“I’ll leave you to decide and go back home to Beethoven,” said Dorothy, deciding that Gary was treating the warning with too much frivolity. “Call me if you need to know more.”
“Is there more?”
Gary dropped the fooling around and looked sharply at Dorothy. Noting the sudden change in Gary’s attitude, Dorothy repeated the relevant parts of her conversation with Lisa Keys. Gary declared grudgingly that he would have to talk to her himself. Cleo agreed.
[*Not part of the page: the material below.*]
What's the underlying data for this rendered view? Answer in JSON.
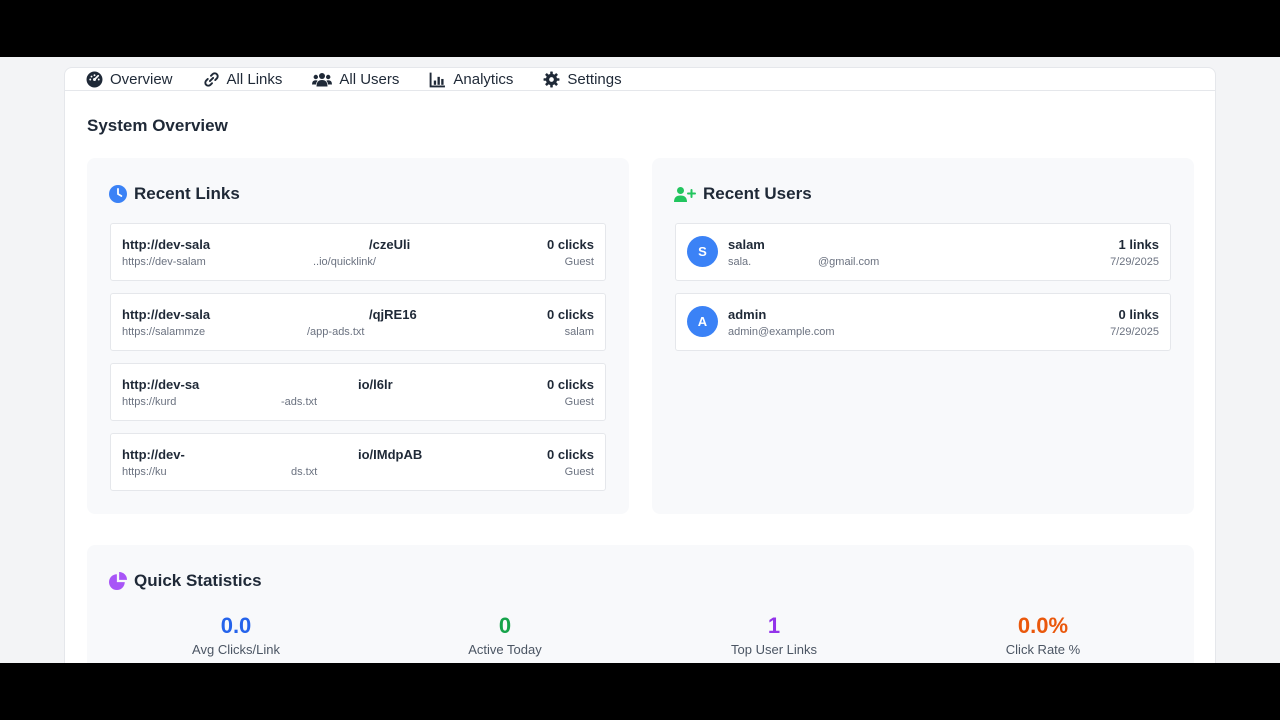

Dorothy said she had leftovers from the previous day to eat up and left, having no wish to prolong her visit. Gary had a knack of making her feel uncomfortable when he had a mind to. He had not really taken anything she said seriously. Dorothy had not wanted to disturb their siesta (rightly assuming that the jogging trousers and naked torso indicated that he had been forced out of bed) and was again irritated by Cleo’s desire to get back to it (siesta being synonymous with …). I really am an old woman, she told herself as she hurried up Monkton Way.
Hardly had Dorothy hung up her hat and coat when the phone rang. The little LED screen on the handset divulged Cleo’s cottage number. Dorothy ignored it and went her piano instead. She had had enough of the Hurleys for one day.